Bahama Bob's Rumstyles
Monday, May 2, 2016
What is the effect of the charred oak barrels in the rum? The Oak Wood softens the texture of the rum and stabilizes it. In addition it, makes the tannins which are polimericen that give a nicer feel and flavor in the mouth. Another effect is that it adds aromas like vanilla, coconut, chocolate, toasted, smoke, tobacco, caramel, and coffee from the roasting of the wood. The majority of all rums are aged in some kind of oak barrel, some in American Oak and some in French Oak. Many of them previously used for make wine, bourbon, scotch or even beer before being used to rest rum.
All of these different barrel sources will introduce the rum to different reactions with the barrels and produce different results. When you add together a blending of the rums from different barrels you will get a more complex expression that often becomes extremely desirable.
The particular type of Oak Barrel used is extremely important, and most major brand-name spirits have very rigorous requirements. Bourbon whiskey regulations require the use of new oak barrels with inner surfaces that have been charred. This charring is accomplished by igniting the inside of the oak barrels until a layer of char develops. Most other whiskeys and non-whiskey spirits are not required to be used in new, unused oak barrels; nor do the oak barrels have to be pre-charred. The charring process does enhance and soften the final taste of the spirit, while imparting it with both color and body.
Spirit manufacturers determine the specific type of spirit to make, and a close relationship between aging and distilling strategies does exist. For instance rum that is distilled in a pot still to somewhere between 60 and 65% will retain a natural sweetness from the fermented materials, where rums that are distilled to 80 to 90% in a column still will have a much lighter body and a lot drier. Then the barrel type and the length of time spent in the barrel will determine the color, smoothness, body, aroma and flavor of the finished expression.

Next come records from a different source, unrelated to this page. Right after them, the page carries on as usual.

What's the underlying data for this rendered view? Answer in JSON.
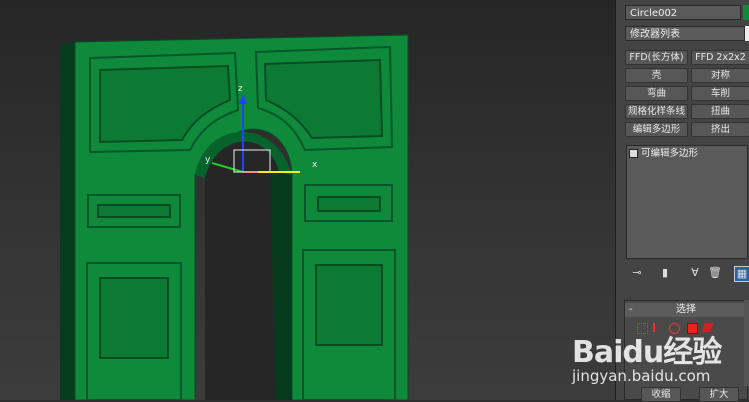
{
  "panel": {
    "object_name": "Circle002",
    "modifier_list": "修改器列表",
    "buttons": [
      {
        "label": "FFD(长方体)"
      },
      {
        "label": "FFD 2x2x2"
      },
      {
        "label": "壳"
      },
      {
        "label": "对称"
      },
      {
        "label": "弯曲"
      },
      {
        "label": "车削"
      },
      {
        "label": "规格化样条线"
      },
      {
        "label": "扭曲"
      },
      {
        "label": "编辑多边形"
      },
      {
        "label": "挤出"
      }
    ],
    "stack_item": "可编辑多边形",
    "selection_title": "选择",
    "bottom_buttons": [
      "收缩",
      "扩大"
    ]
  },
  "viewport": {
    "axis_x": "x",
    "axis_y": "y"
  },
  "colors": {
    "door_green": "#0f8a3a",
    "door_dark": "#06572a",
    "gizmo_x": "#e33",
    "gizmo_y": "#2c2",
    "gizmo_z": "#24f"
  },
  "watermark": {
    "brand": "Baidu经验",
    "url": "jingyan.baidu.com"
  }
}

Like so many other processes, this requires the knowledge and experience of the distillers, blenders, and the barrel management people. It takes a great team of people with knowledge of all of the processes to produce a fine rum expression. Different people have different ideas of what the rum should taste like, but it still takes a lot of skill to produce your style of rum.